As I’ve noted before, while Apple spends a small percentage (about 10% in 2007 – sub. required) of its advertising budget online (a likely reason being they get more visits to Apple.com than most advertising-supported sites), when they do advertise online, they provide a masters class on what “brand advertising” can be when you think just a little outside the conventional banner ad box. My long version of this was written when Apple convinced WSJ.com and NYT.com to allow them to co-opt the front pages of those sites. Today, I’ll simply embed a short screencast of what greeted me when I went to check out some scores on NFL.com: A web version of the ads that are running near continuously today during TV coverage of NFL games. (For those who care about such design and production subtleties, notice how the video appears to pierce the upper limits of the “banner” and slightly overlaps the navigation bar. If, during the playing of the video, you move your cursor over the nav-bar, the video will instantly conform to the banner parameter. It’s the little things that impress me.):

Time out for a little Jung fun

According to a fun little web tool called Typealyzer, this blog (not me, but the blog) belongs to a group called, “The Thinkers.”

Quote:

“(Thinker blogs) are especialy attuned to difficult creative and intellectual challenges and always look for something more complex to dig into. They are great at finding subtle connections between things and imagine far-reaching implications. They enjoy working with complex things using a lot of concepts and imaginative models of reality. Since they are not very good at seeing and understanding the needs of other people, they might come across as arrogant, impatient and insensitive to people that need some time to understand what they are talking about.”

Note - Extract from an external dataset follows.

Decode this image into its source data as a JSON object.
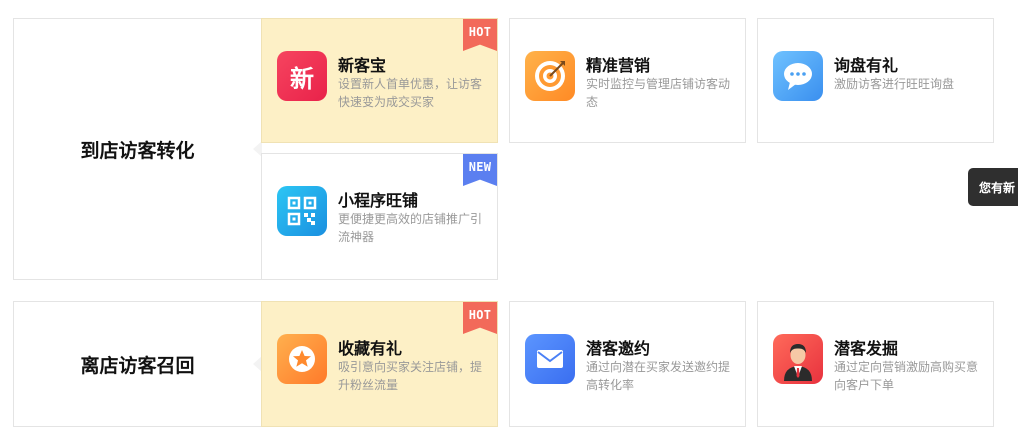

I think I would like that description if one of my intentions with it were not trying to help people understand what I am talking about.

(via: Doc Searls who writes about Typealyzer and other “typology” tests here.)